Southwest Montana: Helena Bike and Brew
Helena, the state’s capital, also has one of its most easily accessible hiking and mountain-biking trail systems that radiates from the south and western edges of the city. The crown jewel in this 75-mile network is Mount Helena Ridge, a flowy, 14-mile trail overlooking the city and sprawling foothills, accessible via a steep, short 900-plus-foot climb that starts less than a mile from downtown. Downhillers can get a gravity assist via a free shuttle that drops cyclists or hikers off near the top and, after a short climb, is a 2,000-foot thrill ride or hike back down. Just a few blocks from the trailhead is Blackfoot River Brewing Company, where the IPAs are so fresh it’s nearly impossible to stop after just one. The clean, recently-updated rooms at the Helena Great Northern Hotel are within steps of the town center.
Glacier Country: Solitude and Maximizing Sunlight
Come October, visitors to Glacier National Park decrease substantially from the busy summer months. That means that there’s plenty more space on the park’s 745 maintained hiking trails to see the million-acre park’s 175 named peaks, 762 lakes, 563 streams, and more than 200 named waterfalls.
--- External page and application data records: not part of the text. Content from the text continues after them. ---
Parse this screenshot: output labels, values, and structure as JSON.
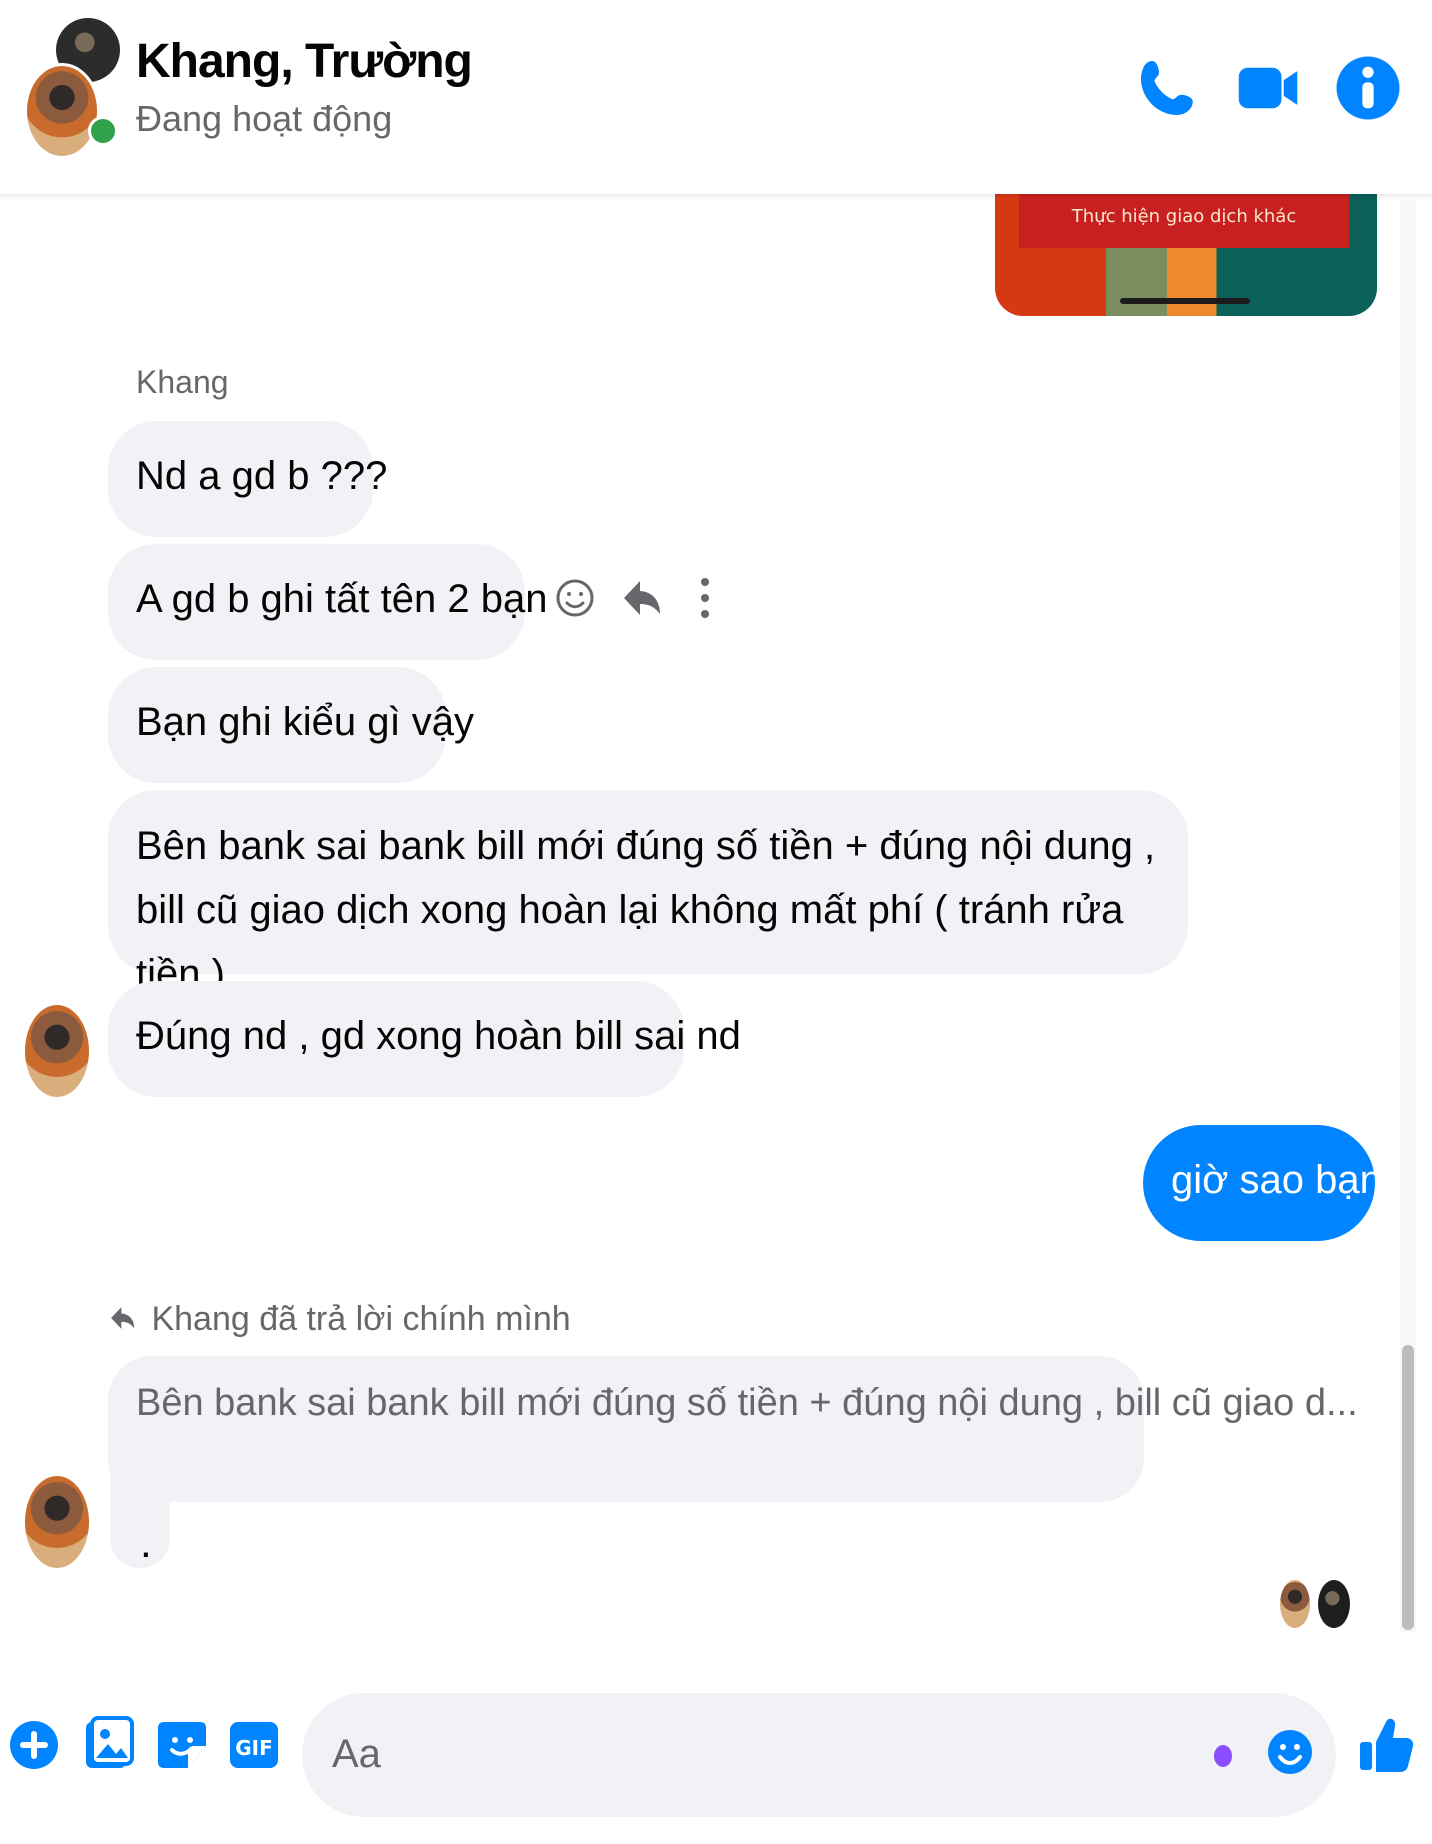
{
  "header": {
    "contact_name": "Khang, Trường",
    "status": "Đang hoạt động",
    "icons": [
      "phone-icon",
      "video-camera-icon",
      "info-icon"
    ]
  },
  "shared_card": {
    "banner_text": "Thực hiện giao dịch khác"
  },
  "conversation": {
    "sender_name": "Khang",
    "messages": [
      {
        "text": "Nd a gd b ???"
      },
      {
        "text": "A gd b ghi tất tên 2 bạn"
      },
      {
        "text": "Bạn ghi kiểu gì vậy"
      },
      {
        "text": "Bên bank sai bank bill mới đúng số tiền + đúng nội dung , bill cũ giao dịch xong hoàn lại không mất phí ( tránh rửa tiền )"
      },
      {
        "text": "Đúng nd , gd xong hoàn bill sai nd"
      },
      {
        "text": "giờ sao bạn"
      }
    ],
    "reply_header": "Khang đã trả lời chính mình",
    "quoted_text": "Bên bank sai bank bill mới đúng số tiền + đúng nội dung , bill cũ giao d...",
    "reply_text": "."
  },
  "composer": {
    "placeholder": "Aa",
    "icons": [
      "add-icon",
      "photo-icon",
      "sticker-icon",
      "gif-icon",
      "emoji-icon",
      "like-icon"
    ],
    "gif_label": "GIF"
  },
  "colors": {
    "accent": "#0084ff",
    "incoming_bubble": "#f0f2f5",
    "online": "#31a24c",
    "muted_text": "#65676b"
  }
}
Be sure to drive Going-to-the-Sun Road from east to west in order to maximize diminishing daylight hours. In Whitefish, stay at the Good Medicine Lodge, whose owners Betsy and Woody Cox were recent finalists in a nationwide contest for their Montana Morning breakfast, a corn pancake topped by a trout cake topped with a poached egg.
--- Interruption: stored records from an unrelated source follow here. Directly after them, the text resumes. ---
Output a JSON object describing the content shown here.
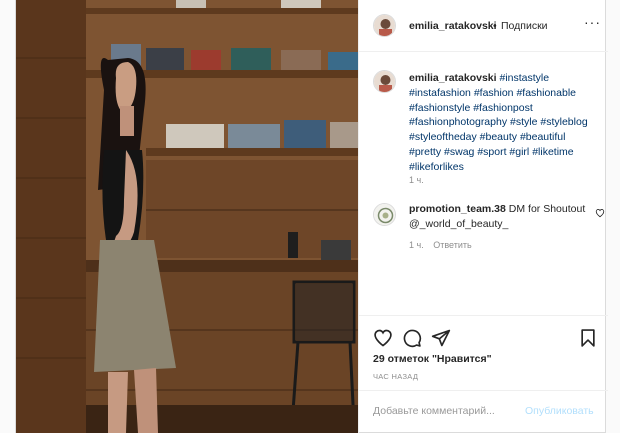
{
  "header": {
    "username": "emilia_ratakovski",
    "separator": "•",
    "follow_label": "Подписки",
    "more": "···"
  },
  "caption": {
    "username": "emilia_ratakovski",
    "hashtags": [
      "#instastyle",
      "#instafashion",
      "#fashion",
      "#fashionable",
      "#fashionstyle",
      "#fashionpost",
      "#fashionphotography",
      "#style",
      "#styleblog",
      "#styleoftheday",
      "#beauty",
      "#beautiful",
      "#pretty",
      "#swag",
      "#sport",
      "#girl",
      "#liketime",
      "#likeforlikes"
    ],
    "time": "1 ч."
  },
  "comment": {
    "username": "promotion_team.38",
    "text": "DM for Shoutout @_world_of_beauty_",
    "time": "1 ч.",
    "reply_label": "Ответить"
  },
  "actions": {
    "likes_text": "29 отметок \"Нравится\"",
    "time_ago": "ЧАС НАЗАД"
  },
  "add_comment": {
    "placeholder": "Добавьте комментарий...",
    "publish_label": "Опубликовать"
  },
  "colors": {
    "hashtag": "#003569",
    "publish_disabled": "#b2dffc",
    "meta_gray": "#8e8e8e",
    "border": "#dbdbdb"
  },
  "icons": {
    "like": "heart-icon",
    "comment": "comment-icon",
    "share": "paper-plane-icon",
    "save": "bookmark-icon"
  }
}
Central Montana: Fort Benton Basecamp
The entire town of Fort Benton is a National Historic Landmark. The hamlet of 1,400 residents on the banks of the Missouri River sits along the Lewis & Clark and Nez Perce national historic trails and was the terminus for the 642-mile-long Mullan Road, the first wagon trail to cross the Rocky Mountains from the Pacific. It’s also the gateway to the Wild & Scenic Upper Missouri River, providing easy access to the 107-mile stretch known as the White Cliffs: so-named for the 300-foot-high white vertical sandstone walls that line the river. Adventure Bound Canoe and Shuttle Company rents canoes and arranges shuttles. Stay at the beautifully rehabbed Grand Union, Montana’s oldest continually operating hotel.
The Montana Office of Tourism and Business Development markets Montana’s spectacular unspoiled nature, vibrant and charming small towns, breathtaking experiences, relaxing hospitality and competitive business climate to promote the state as a place to visit and do business. For more information, go to VISITMT.COM.